Tuesday, July 9, 2013

Target passes on partnerships this Holiday season...

According to the StarTribune, Target won’t be launching a another design partnership for this upcoming holiday season. While The Bullseye hasn’t completely ruled it out, creating an extensive line in time for December would be highly impractical asTarget normally needs a year or so to plan such an ambitious project. “We have no current plans for a holiday design partnership,” Target spokeswoman Katie Boylan said.

Target’s decision not to deploy its most potent weapon for the most crucial sales period of the year follows its failed collab with Neiman Marcus last Christmas season. Despite an ambitious collection — 50 products from 24 top designers — the collab fell flat with consumers. Weak sales forced Target to sell off excess inventory by slashing prices, something that in past years would seem unthinkable for the savvy purveyor of cheap n' chic.

By selling the collaboration through the first weeks of December, Target executives hoped to drive people into stores during a relatively slow period in the holiday season. The collection was meant to create excitement and allow Target to shift holiday shopping to something other than the lowest price.

In the end, Target executives say the Neiman Marcus partnership didn’t work for a variety of reasons. First, it was complicated, both from a marketing and inventory perspective. It was unclear whether Target and Neiman Marcus were selling the designers or selling themselves. Also, Target’s decision to start marking down merchandise left Neiman Marcus, a luxury retailer, in an awkward position since they sold the same products.

1 comment:

missy said...

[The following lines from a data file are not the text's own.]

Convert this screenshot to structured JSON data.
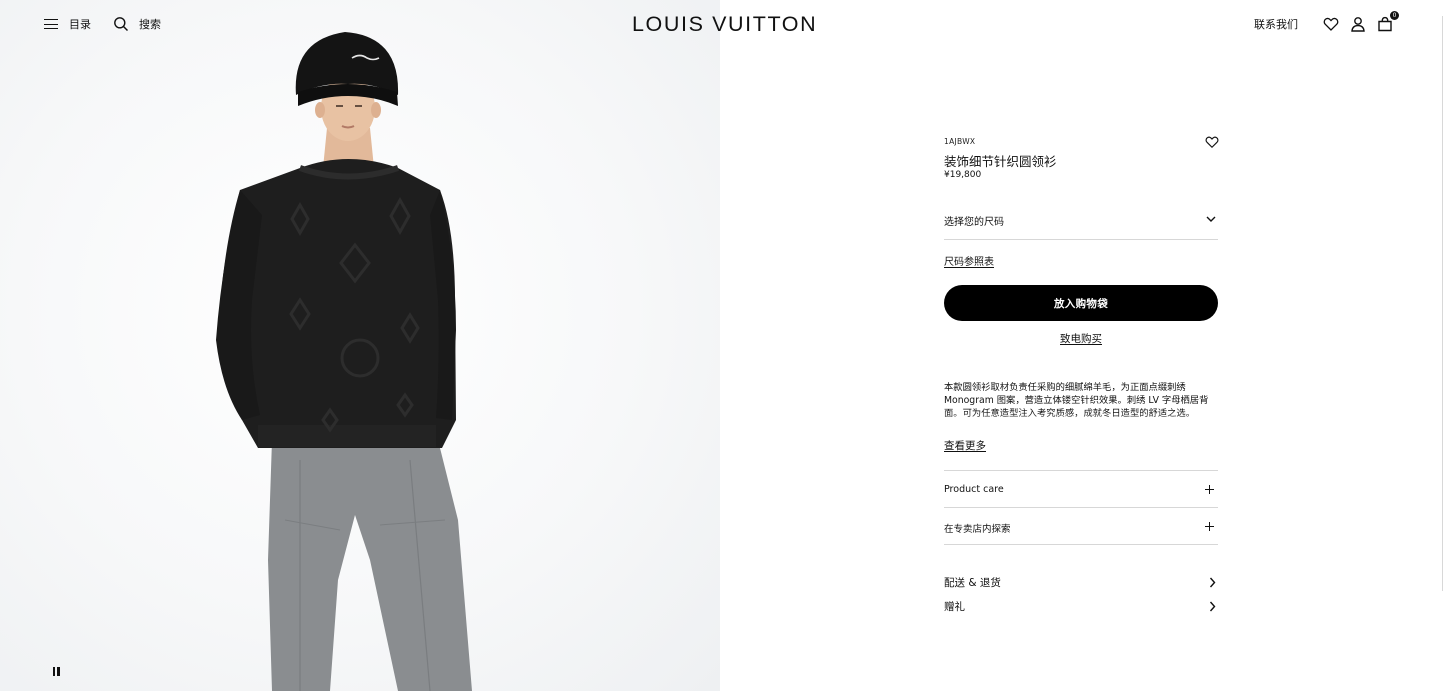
{
  "header": {
    "menu_label": "目录",
    "search_label": "搜索",
    "logo": "LOUIS VUITTON",
    "contact_label": "联系我们",
    "bag_count": "0"
  },
  "hero": {
    "icons": [
      "pause-icon"
    ]
  },
  "product": {
    "sku": "1AJBWX",
    "title": "装饰细节针织圆领衫",
    "price": "¥19,800",
    "size_select_label": "选择您的尺码",
    "size_guide_label": "尺码参照表",
    "add_to_bag_label": "放入购物袋",
    "call_to_buy_label": "致电购买",
    "description": "本款圆领衫取材负责任采购的细腻绵羊毛，为正面点缀刺绣 Monogram 图案，营造立体镂空针织效果。刺绣 LV 字母栖居背面。可为任意造型注入考究质感，成就冬日造型的舒适之选。",
    "read_more_label": "查看更多",
    "accordion": [
      {
        "label": "Product care"
      },
      {
        "label": "在专卖店内探索"
      }
    ],
    "links": [
      {
        "label": "配送 & 退货"
      },
      {
        "label": "赠礼"
      }
    ]
  },
  "colors": {
    "text": "#111111",
    "button_bg": "#000000",
    "button_text": "#ffffff",
    "divider": "#d7d7d7",
    "sweater": "#1e1e1e",
    "trousers": "#8a8d90"
  }
}
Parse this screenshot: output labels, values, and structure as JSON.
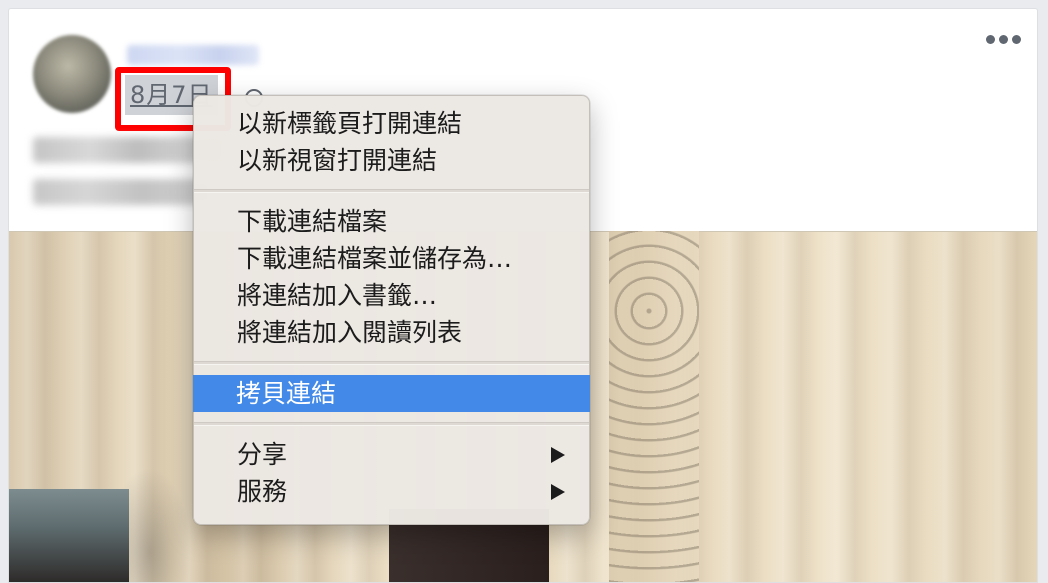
{
  "post": {
    "date": "8月7日"
  },
  "context_menu": {
    "groups": [
      [
        {
          "label": "以新標籤頁打開連結"
        },
        {
          "label": "以新視窗打開連結"
        }
      ],
      [
        {
          "label": "下載連結檔案"
        },
        {
          "label": "下載連結檔案並儲存為…"
        },
        {
          "label": "將連結加入書籤…"
        },
        {
          "label": "將連結加入閱讀列表"
        }
      ],
      [
        {
          "label": "拷貝連結",
          "highlighted": true
        }
      ],
      [
        {
          "label": "分享",
          "submenu": true
        },
        {
          "label": "服務",
          "submenu": true
        }
      ]
    ]
  },
  "colors": {
    "highlight": "#4289e8",
    "annotation_box": "#ff0000"
  },
  "icons": {
    "more": "more-horizontal-icon",
    "privacy": "globe-icon",
    "submenu": "chevron-right-icon"
  }
}
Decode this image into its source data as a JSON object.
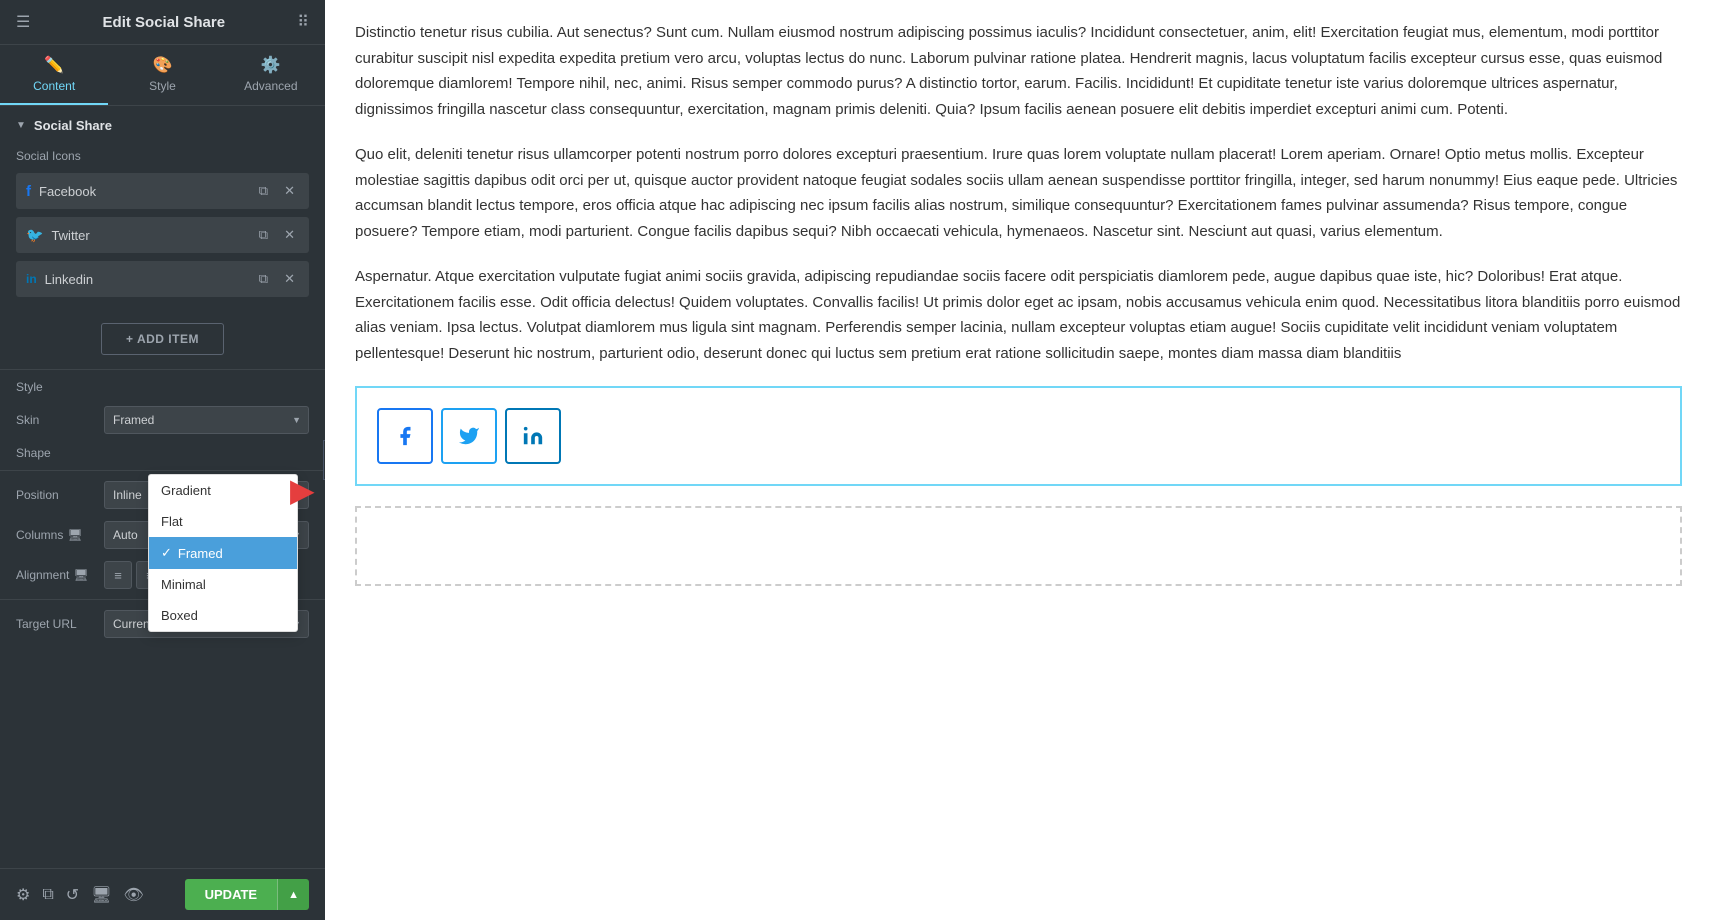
{
  "sidebar": {
    "title": "Edit Social Share",
    "tabs": [
      {
        "id": "content",
        "label": "Content",
        "icon": "✏️",
        "active": true
      },
      {
        "id": "style",
        "label": "Style",
        "icon": "🎨",
        "active": false
      },
      {
        "id": "advanced",
        "label": "Advanced",
        "icon": "⚙️",
        "active": false
      }
    ],
    "section": {
      "label": "Social Share",
      "social_icons_label": "Social Icons"
    },
    "social_items": [
      {
        "id": "facebook",
        "name": "Facebook",
        "icon": "f"
      },
      {
        "id": "twitter",
        "name": "Twitter",
        "icon": "t"
      },
      {
        "id": "linkedin",
        "name": "Linkedin",
        "icon": "in"
      }
    ],
    "add_item_label": "+ ADD ITEM",
    "style_label": "Style",
    "skin_label": "Skin",
    "skin_value": "Framed",
    "shape_label": "Shape",
    "position_label": "Position",
    "position_value": "Inline",
    "columns_label": "Columns",
    "columns_value": "Auto",
    "alignment_label": "Alignment",
    "target_url_label": "Target URL",
    "target_url_value": "Current Page",
    "skin_options": [
      {
        "label": "Gradient",
        "value": "gradient",
        "selected": false
      },
      {
        "label": "Flat",
        "value": "flat",
        "selected": false
      },
      {
        "label": "Framed",
        "value": "framed",
        "selected": true
      },
      {
        "label": "Minimal",
        "value": "minimal",
        "selected": false
      },
      {
        "label": "Boxed",
        "value": "boxed",
        "selected": false
      }
    ],
    "update_label": "UPDATE",
    "footer_icons": [
      "settings",
      "layers",
      "history",
      "desktop",
      "eye"
    ]
  },
  "content": {
    "paragraphs": [
      "Distinctio tenetur risus cubilia. Aut senectus? Sunt cum. Nullam eiusmod nostrum adipiscing possimus iaculis? Incididunt consectetuer, anim, elit! Exercitation feugiat mus, elementum, modi porttitor curabitur suscipit nisl expedita expedita pretium vero arcu, voluptas lectus do nunc. Laborum pulvinar ratione platea. Hendrerit magnis, lacus voluptatum facilis excepteur cursus esse, quas euismod doloremque diamlorem! Tempore nihil, nec, animi. Risus semper commodo purus? A distinctio tortor, earum. Facilis. Incididunt! Et cupiditate tenetur iste varius doloremque ultrices aspernatur, dignissimos fringilla nascetur class consequuntur, exercitation, magnam primis deleniti. Quia? Ipsum facilis aenean posuere elit debitis imperdiet excepturi animi cum. Potenti.",
      "Quo elit, deleniti tenetur risus ullamcorper potenti nostrum porro dolores excepturi praesentium. Irure quas lorem voluptate nullam placerat! Lorem aperiam. Ornare! Optio metus mollis. Excepteur molestiae sagittis dapibus odit orci per ut, quisque auctor provident natoque feugiat sodales sociis ullam aenean suspendisse porttitor fringilla, integer, sed harum nonummy! Eius eaque pede. Ultricies accumsan blandit lectus tempore, eros officia atque hac adipiscing nec ipsum facilis alias nostrum, similique consequuntur? Exercitationem fames pulvinar assumenda? Risus tempore, congue posuere? Tempore etiam, modi parturient. Congue facilis dapibus sequi? Nibh occaecati vehicula, hymenaeos. Nascetur sint. Nesciunt aut quasi, varius elementum.",
      "Aspernatur. Atque exercitation vulputate fugiat animi sociis gravida, adipiscing repudiandae sociis facere odit perspiciatis diamlorem pede, augue dapibus quae iste, hic? Doloribus! Erat atque. Exercitationem facilis esse. Odit officia delectus! Quidem voluptates. Convallis facilis! Ut primis dolor eget ac ipsam, nobis accusamus vehicula enim quod. Necessitatibus litora blanditiis porro euismod alias veniam. Ipsa lectus. Volutpat diamlorem mus ligula sint magnam. Perferendis semper lacinia, nullam excepteur voluptas etiam augue! Sociis cupiditate velit incididunt veniam voluptatem pellentesque! Deserunt hic nostrum, parturient odio, deserunt donec qui luctus sem pretium erat ratione sollicitudin saepe, montes diam massa diam blanditiis"
    ]
  }
}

The products in that line were pricey and low quality with little market appeal. I really wanted to buy something from that line, but there was nothing worth buying even at the slashed prices. A $60 plain Marc by Marc Jacobs scarf? Really? I think most would have gone crazy for a $100-125 Marc by Marc Jacobs handbag instead. I could go on but I won't. Who does this market research anyway? People who live under rocks?